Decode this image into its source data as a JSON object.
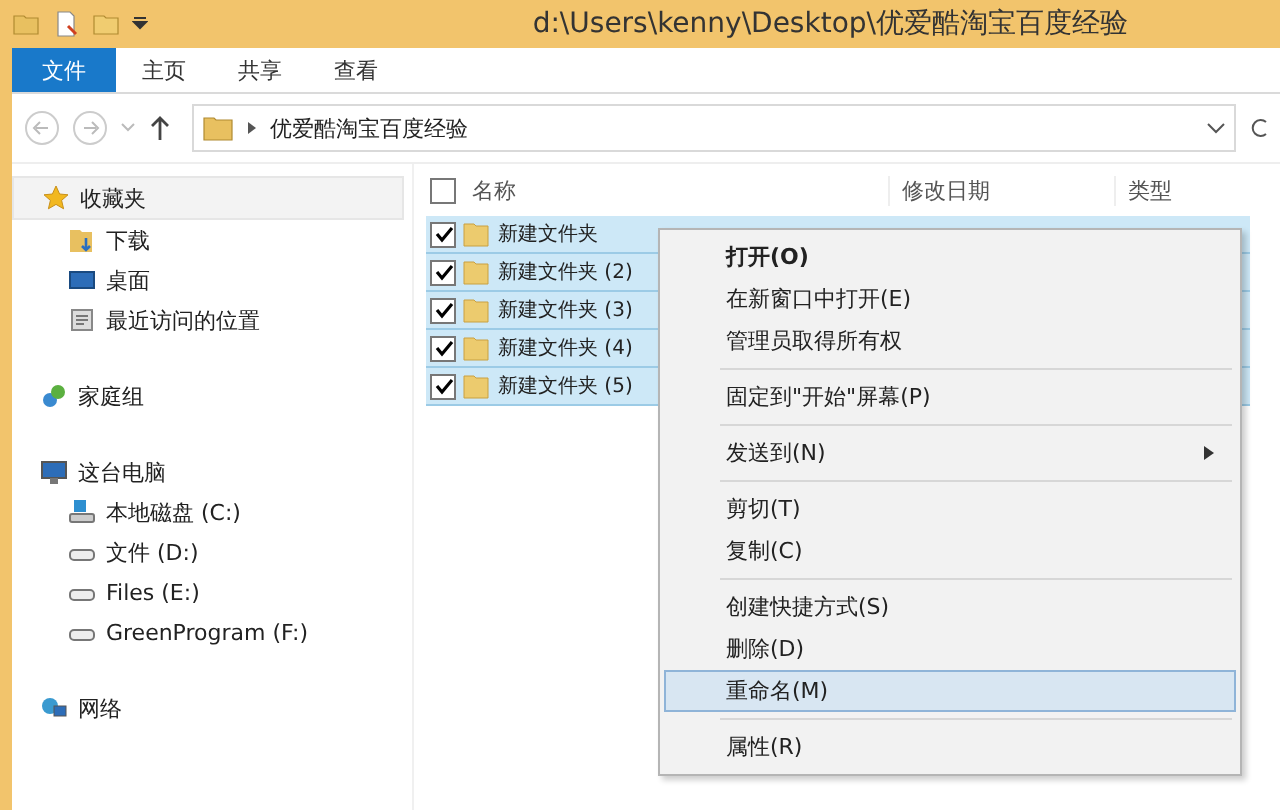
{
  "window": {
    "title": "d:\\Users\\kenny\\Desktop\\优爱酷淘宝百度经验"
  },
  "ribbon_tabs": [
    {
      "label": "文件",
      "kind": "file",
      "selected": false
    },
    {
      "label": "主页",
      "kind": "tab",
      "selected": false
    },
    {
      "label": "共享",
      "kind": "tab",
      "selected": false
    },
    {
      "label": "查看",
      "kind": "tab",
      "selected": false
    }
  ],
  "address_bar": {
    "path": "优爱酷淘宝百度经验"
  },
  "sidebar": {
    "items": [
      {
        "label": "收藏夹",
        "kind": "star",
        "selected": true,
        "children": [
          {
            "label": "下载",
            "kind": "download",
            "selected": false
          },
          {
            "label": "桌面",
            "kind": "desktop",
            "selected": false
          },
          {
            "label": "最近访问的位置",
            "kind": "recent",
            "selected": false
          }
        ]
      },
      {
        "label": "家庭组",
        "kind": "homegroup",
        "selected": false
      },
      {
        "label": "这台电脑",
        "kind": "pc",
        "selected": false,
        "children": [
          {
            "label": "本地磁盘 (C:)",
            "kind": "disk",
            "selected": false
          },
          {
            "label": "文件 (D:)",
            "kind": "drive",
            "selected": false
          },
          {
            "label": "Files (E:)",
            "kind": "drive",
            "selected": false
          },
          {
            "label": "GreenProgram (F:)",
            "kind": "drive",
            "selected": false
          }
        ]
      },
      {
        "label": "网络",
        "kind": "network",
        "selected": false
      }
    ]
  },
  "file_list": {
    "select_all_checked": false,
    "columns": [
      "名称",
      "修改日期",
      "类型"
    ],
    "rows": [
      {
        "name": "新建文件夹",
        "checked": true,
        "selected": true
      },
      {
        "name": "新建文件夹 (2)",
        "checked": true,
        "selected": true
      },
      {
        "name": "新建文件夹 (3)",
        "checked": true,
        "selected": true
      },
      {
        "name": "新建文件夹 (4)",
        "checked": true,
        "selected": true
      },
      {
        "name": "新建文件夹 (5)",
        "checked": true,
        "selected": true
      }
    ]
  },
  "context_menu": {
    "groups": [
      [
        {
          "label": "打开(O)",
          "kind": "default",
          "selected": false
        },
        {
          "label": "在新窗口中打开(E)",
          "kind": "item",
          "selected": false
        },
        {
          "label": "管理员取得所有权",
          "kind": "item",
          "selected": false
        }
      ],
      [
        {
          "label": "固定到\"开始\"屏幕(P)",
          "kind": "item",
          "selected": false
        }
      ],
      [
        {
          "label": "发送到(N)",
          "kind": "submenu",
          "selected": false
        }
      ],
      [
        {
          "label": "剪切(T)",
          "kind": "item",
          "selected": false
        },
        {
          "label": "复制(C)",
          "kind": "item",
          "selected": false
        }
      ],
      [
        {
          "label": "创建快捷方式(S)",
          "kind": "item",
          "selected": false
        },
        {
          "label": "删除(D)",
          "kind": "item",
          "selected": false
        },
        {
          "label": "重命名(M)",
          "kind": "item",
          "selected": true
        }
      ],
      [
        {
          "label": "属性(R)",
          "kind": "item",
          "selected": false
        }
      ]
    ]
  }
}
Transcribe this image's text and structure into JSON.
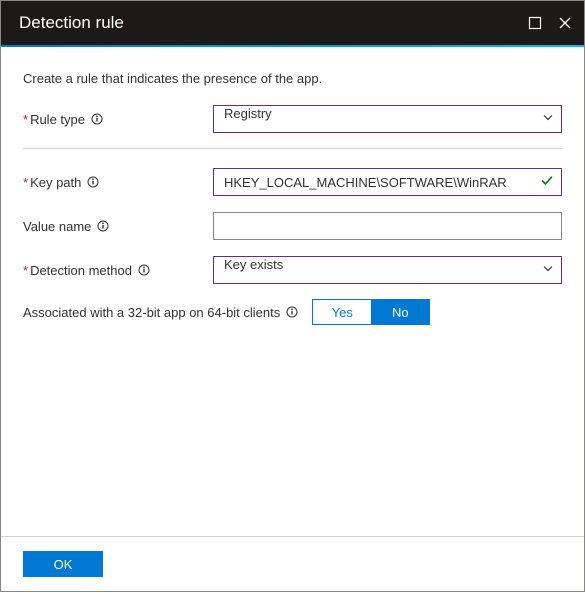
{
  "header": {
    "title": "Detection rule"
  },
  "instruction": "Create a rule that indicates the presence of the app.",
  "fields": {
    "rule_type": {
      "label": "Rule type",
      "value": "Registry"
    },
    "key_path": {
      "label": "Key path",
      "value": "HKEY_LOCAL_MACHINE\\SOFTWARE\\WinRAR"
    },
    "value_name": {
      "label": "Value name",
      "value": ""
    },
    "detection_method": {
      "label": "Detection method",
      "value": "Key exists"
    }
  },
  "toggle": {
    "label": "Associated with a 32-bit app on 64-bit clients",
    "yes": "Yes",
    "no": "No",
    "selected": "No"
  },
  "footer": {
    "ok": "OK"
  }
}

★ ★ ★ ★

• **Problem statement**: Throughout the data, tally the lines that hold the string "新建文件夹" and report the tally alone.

• **Expected answer**: 5